  2. ^ Wells (1982), pp. 132, 196–199; 351–353.
  3. ^ Coupland, Nikolas; Thomas, Alan Richard (1990). English in Wales: Diversity, Conflict, and Change - Google Books. ISBN 9781853590313. Retrieved 2020-04-14.
  4. ^ Trudgill, Peter (27 April 2019). "Wales's very own little England". The New European. Retrieved 31 March 2020.
  5. ^ Lass, Roger (2000). The Cambridge History of the English Language. Cambridge University Press. pp. 88–90. ISBN 978-0-521-26476-1.
  6. ^ Wells (1982), p. 354.
  7. ^ Kettemann, Bernhard (1980). "P. Trudgill, ed., Sociolinguistic Patterns in British English". English World-Wide. 1 (1): 86. doi:10.1075/eww.1.1.13ket.
  8. ^ Wells (1982), pp. 132, 380–381, 480.
  9. ^ Wells (2008), p. xxi.
  10. ^ a b Wells, John C. (21 September 2009). "John Wells's phonetic blog: ən əˈnʌðə θɪŋ". John Wells's phonetic blog. Retrieved 15 March 2019.
  11. ^ International Phonetic Association (2010), pp. 306–307.
  12. ^ Wells (1982), pp. 305, 606.
  13. ^ Bauer et al. (2007), p. 101.
  14. ^ a b Watt & Allen (2003), p. 269.
  15. ^ a b Lindsey, Geoff (24 February 2012). "english speech services | STRUT for Dummies". english speech services. Retrieved 15 March 2019.
  16. ^ Wells (1982), pp. 480–481.
  17. ^,
  18. ^ Wells (1982), p. 206.
  19. ^ HKE_unit3.pdf
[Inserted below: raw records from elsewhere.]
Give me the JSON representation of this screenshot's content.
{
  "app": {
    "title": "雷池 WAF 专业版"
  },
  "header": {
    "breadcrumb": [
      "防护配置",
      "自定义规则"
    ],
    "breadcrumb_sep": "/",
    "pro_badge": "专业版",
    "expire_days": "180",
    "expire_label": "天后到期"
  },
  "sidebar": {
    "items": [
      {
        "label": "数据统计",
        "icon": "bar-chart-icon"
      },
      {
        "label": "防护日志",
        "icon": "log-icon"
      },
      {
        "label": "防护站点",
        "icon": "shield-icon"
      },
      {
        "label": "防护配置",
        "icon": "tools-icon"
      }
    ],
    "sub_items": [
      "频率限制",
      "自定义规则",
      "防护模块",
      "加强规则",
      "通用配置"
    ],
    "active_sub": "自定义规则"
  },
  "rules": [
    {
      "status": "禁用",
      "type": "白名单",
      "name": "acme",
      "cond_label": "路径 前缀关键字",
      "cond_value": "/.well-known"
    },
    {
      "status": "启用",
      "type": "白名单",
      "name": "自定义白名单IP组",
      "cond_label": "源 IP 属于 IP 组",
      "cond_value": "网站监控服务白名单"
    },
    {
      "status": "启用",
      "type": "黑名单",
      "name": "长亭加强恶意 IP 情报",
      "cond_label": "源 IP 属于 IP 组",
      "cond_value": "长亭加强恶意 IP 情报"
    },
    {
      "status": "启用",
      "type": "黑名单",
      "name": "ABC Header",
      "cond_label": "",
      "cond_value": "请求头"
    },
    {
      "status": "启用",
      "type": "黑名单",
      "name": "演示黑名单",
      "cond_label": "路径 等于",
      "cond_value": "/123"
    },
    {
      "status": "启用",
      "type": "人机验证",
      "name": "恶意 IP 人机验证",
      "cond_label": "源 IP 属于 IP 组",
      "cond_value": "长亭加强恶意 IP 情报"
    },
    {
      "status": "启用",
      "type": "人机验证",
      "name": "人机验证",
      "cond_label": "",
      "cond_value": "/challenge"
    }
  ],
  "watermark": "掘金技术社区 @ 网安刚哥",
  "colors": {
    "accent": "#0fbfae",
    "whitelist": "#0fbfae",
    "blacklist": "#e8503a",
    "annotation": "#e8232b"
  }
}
  20. ^ Wells (1982), p. ?.
  21. ^ Macafee 2004: 74
  22. ^ Wells (1982), p. 375.
  23. ^ Wells (1982), p. 240.